We could see the anchor hit bottom and watch it dig in some forty feet below asthe chain paid out along the bottom. The water in the Tuamotus was clear but this is almost transparent! The lobster here are reputed to be the size of poodles but the tides weren't cooperating so we settled for a fishing expedition the next morning. The dinghy was quickly inflated and launched. I loaded the Wind Dancer crew (Dad Chris and kids Grant and Grace) aboard little Sancho and headed for the pass towing a four inc Rapala. We didn't get half way through when the pole bent in a tight arc and the reel started singing.

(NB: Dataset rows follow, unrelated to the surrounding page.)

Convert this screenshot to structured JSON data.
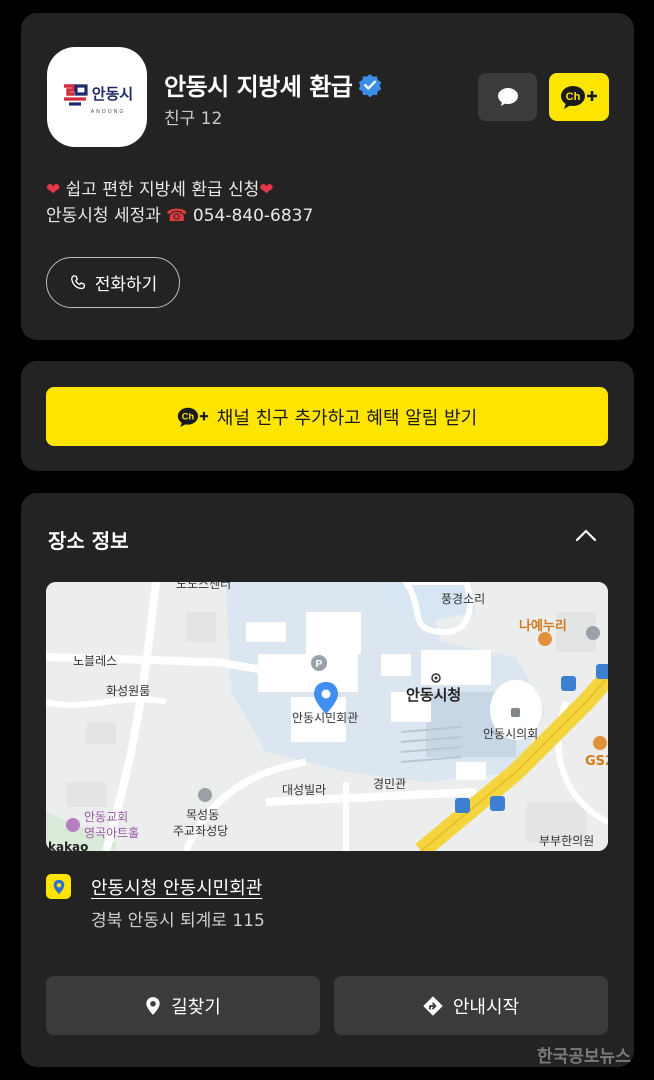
{
  "profile": {
    "logo_text": "안동시",
    "logo_sub": "ANDONG",
    "title": "안동시 지방세 환급",
    "friends": "친구 12",
    "desc_line1": "쉽고 편한 지방세 환급 신청",
    "desc_heart": "❤",
    "desc_line2_prefix": "안동시청 세정과",
    "desc_phone_emoji": "☎",
    "desc_phone": "054-840-6837",
    "call_label": "전화하기"
  },
  "add_channel": {
    "label": "채널 친구 추가하고 혜택 알림 받기"
  },
  "place": {
    "heading": "장소 정보",
    "map_labels": {
      "l1": "풍경소리",
      "l2": "나예누리",
      "l3": "노블레스",
      "l4": "화성원룸",
      "l5": "안동시청",
      "l6": "안동시민회관",
      "l7": "안동시의회",
      "l8": "대성빌라",
      "l9": "경민관",
      "l10": "목성동",
      "l11": "주교좌성당",
      "l12": "안동교회",
      "l13": "영곡아트홀",
      "l14": "부부한의원",
      "l15": "GS2",
      "l16": "kakao",
      "l17": "노도스센터"
    },
    "location_name": "안동시청 안동시민회관",
    "address": "경북 안동시 퇴계로 115",
    "route_label": "길찾기",
    "nav_label": "안내시작"
  },
  "watermark": "한국공보뉴스",
  "colors": {
    "yellow": "#fee500",
    "card": "#232323",
    "button": "#3b3b3b",
    "verified": "#3d8ee8"
  }
}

After a brief struggle, a nice Trevally surrendered; providing dinner for the two boats.
With the evening meal in the cooler we took the kids snorkeling near some nearby coral heads. I stayed in the dinghy while Chris and the kids donned their gear and hit the water. A few minutes later Grant's head pops up with a startled look and the cry of "Shark!" Grace needed no encouragement getting back in the dinghy; nearly overturning it in her haste to leave the lagoon to the toothy local gang. I said something about an "itty-bitty Reef Shark" and Chris replied: "Yeah, about two meters." I don't care how docile they are supposed to be. A seven foot shark gets my attention.
The wind was up the next two days. It was a great sailing breeze but we had to wait for a system farther south to clear the route. The lagoon was too choppy for dinghy rides so we just hung-out; The downside to waiting for the low to pass is the lack of wind behind it as the high pressure behind it fills in. The consolation prize was getting to New Zealand without a spanking from the weather gods.
We finally weighed anchor on 11/24 at 1100 in the company of Eagles Wings. Wind Dancer, Free Spirit and Xcaliber. The initial 15 to 20 knots leaving Minerva stayed with us, providing fast sailing in slight seas for two days before going light and coming at us from every direction; making frustrating going. They finally backed from a brisk Easterly (ideal) through North and settled into the Southwest at twenty to twenty five knots for the final twenty four hours. Wet and bumpy but better than a gale... or worse.
The Cape Brett light appeared in the pre-dawn of December 3 and we tied up to the Q dock before eight. Check-in was painless. The Kiwi officials are quick and efficient checking in the four boats on the dock before lunch. Other than the usual no-no's like eggs, chicken, etc., they were only interested in the Arizona weed seeds stuck in the netting of our tent. Refugees from our last road trip in the States before leaving Mexico.